The Journal reported that Binns is an American who moved to Turkey a few years ago and he claims to have attacked T-Mobile servers, in part, to gain attention.

Addressing security gaps

In today’s update, Sievert worked to alleviate consumer concerns, citing customer outreach efforts and plans to beef up cybersecurity.

“T-Mobile is taking significant steps to enhance our approach to cybersecurity,” Sievert wrote. That includes a new long-term partnership with Mandiant and consulting firm KPMG.

It’s using cybersecurity solutions from Mandiant and KPMG’s cybersecurity team will review all T-Mobile’s security policies and performance to find areas that are lacking.

“We know we need additional expertise to take our cybersecurity efforts to the next level—and we’ve brought in the help,” Sievert said.

RELATED: Is T-Mobile’s data breach going to hurt subscriber metrics?

He added “Mandiant and KPMG will work side-by-side with our teams to map out definitive actions that will be designed to protect our customers and others from malicious activity now and into the future. I am confident in these partnerships and optimistic about the opportunity they present to help us come out of this terrible event in a much stronger place with improved security measures.”

As of Friday, T-Mobile said it has notified “just about every current T-Mobile customer” or the main account holder that had personal data like addresses and SSNs stolen. The update didn’t mention how many former or prospective customers impacted in the breach have been notified. T-Mobile created a webpage to update customers on the cybersecurity attack and steps to take.  

While this isn’t T-Mobile’s first data breach, a number of wireless industry analysts recently told Fierce that they don’t expect long-term impacts for the carrier in terms of retaining customers or attracting switchers.

Mark Lowenstein, analyst and managing director of Mobile Ecosystem, said that transparency will be key for T-Mobile when it comes to the what, why, and how of the breach and what’s being done to prevent future incidents.

“Customers just need to be assured that there is no greater likelihood this would happen on T-Mobile than on other operators,” Lowenstein said.   

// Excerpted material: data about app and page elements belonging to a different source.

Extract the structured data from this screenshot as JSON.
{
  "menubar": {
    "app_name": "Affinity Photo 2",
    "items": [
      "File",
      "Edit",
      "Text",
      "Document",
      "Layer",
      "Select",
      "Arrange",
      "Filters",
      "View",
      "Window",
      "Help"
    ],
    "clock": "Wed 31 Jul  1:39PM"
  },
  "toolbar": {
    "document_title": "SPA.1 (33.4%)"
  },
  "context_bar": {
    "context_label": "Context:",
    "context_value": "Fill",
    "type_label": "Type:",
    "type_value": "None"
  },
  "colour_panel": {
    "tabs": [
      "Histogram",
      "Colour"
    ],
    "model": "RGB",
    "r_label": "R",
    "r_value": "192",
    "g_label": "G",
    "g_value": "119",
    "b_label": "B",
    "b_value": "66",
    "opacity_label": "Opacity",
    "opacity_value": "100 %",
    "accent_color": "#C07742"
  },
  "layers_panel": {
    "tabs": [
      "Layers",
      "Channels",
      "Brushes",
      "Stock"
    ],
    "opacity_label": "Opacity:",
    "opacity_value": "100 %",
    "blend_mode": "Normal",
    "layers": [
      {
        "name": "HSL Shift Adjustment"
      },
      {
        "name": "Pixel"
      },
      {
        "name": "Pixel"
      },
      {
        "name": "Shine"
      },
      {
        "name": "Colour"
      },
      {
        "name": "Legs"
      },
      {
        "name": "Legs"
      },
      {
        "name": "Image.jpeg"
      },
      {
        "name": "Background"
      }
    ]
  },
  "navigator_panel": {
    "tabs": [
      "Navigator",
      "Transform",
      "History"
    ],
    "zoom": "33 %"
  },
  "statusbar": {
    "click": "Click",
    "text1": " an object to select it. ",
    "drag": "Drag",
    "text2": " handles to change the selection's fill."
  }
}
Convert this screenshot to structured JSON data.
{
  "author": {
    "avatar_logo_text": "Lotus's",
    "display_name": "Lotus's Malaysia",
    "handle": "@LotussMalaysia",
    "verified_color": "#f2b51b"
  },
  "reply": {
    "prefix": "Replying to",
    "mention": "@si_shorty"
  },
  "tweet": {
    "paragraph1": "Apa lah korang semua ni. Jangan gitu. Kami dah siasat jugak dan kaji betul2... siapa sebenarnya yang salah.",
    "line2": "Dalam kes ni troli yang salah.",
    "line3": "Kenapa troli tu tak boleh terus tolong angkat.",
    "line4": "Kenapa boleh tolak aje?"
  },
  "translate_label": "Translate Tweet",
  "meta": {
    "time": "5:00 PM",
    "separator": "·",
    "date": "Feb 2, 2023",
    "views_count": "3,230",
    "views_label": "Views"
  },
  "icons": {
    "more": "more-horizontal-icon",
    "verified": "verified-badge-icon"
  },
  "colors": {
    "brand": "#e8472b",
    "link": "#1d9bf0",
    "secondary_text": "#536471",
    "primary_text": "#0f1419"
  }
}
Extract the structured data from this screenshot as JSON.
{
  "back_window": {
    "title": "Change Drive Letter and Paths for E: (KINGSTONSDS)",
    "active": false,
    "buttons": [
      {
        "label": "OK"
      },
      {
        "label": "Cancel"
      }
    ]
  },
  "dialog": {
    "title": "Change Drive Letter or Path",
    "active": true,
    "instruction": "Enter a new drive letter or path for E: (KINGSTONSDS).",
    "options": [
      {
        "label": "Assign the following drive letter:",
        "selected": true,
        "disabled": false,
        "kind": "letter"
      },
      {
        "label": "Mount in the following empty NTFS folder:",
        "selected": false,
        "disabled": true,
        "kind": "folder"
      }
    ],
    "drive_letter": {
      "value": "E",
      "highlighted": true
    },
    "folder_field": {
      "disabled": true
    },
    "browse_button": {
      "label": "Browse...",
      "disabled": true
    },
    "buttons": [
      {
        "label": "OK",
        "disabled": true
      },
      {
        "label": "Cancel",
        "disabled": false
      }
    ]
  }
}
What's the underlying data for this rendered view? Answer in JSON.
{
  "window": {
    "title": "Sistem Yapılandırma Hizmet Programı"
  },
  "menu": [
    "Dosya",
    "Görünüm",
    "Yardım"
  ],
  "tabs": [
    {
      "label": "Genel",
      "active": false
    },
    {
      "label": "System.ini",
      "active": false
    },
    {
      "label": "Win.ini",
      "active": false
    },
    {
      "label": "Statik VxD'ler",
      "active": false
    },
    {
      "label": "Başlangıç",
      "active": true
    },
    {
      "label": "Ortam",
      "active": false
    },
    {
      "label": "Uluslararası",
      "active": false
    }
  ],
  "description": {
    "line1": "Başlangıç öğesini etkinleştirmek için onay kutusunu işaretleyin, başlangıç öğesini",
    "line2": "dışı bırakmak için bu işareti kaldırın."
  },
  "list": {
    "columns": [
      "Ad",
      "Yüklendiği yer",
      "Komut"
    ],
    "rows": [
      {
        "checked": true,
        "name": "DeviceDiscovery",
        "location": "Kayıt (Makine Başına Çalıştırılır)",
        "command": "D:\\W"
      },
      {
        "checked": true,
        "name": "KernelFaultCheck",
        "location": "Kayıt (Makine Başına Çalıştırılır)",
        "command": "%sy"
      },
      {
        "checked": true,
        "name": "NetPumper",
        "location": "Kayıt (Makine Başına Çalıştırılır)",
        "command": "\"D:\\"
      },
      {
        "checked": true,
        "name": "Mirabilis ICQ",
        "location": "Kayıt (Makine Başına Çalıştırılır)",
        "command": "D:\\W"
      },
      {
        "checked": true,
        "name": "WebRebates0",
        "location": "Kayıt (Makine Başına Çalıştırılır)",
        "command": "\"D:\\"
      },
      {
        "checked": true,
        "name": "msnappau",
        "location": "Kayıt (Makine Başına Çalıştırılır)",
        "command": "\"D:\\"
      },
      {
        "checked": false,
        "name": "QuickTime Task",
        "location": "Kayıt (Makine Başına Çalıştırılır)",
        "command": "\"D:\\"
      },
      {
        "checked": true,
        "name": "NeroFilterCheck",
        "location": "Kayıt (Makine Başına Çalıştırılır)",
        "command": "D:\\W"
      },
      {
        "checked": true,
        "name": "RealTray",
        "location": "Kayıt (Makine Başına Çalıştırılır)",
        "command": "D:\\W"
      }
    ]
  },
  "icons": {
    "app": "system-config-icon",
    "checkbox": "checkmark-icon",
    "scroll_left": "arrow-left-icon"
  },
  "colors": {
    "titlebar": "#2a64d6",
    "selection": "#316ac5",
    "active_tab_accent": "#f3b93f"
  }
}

Since merging with Sprint, T-Mobile is the second-largest U.S. mobile operator, behind Verizon, with about 104.8 million customers as of the second quarter 2021.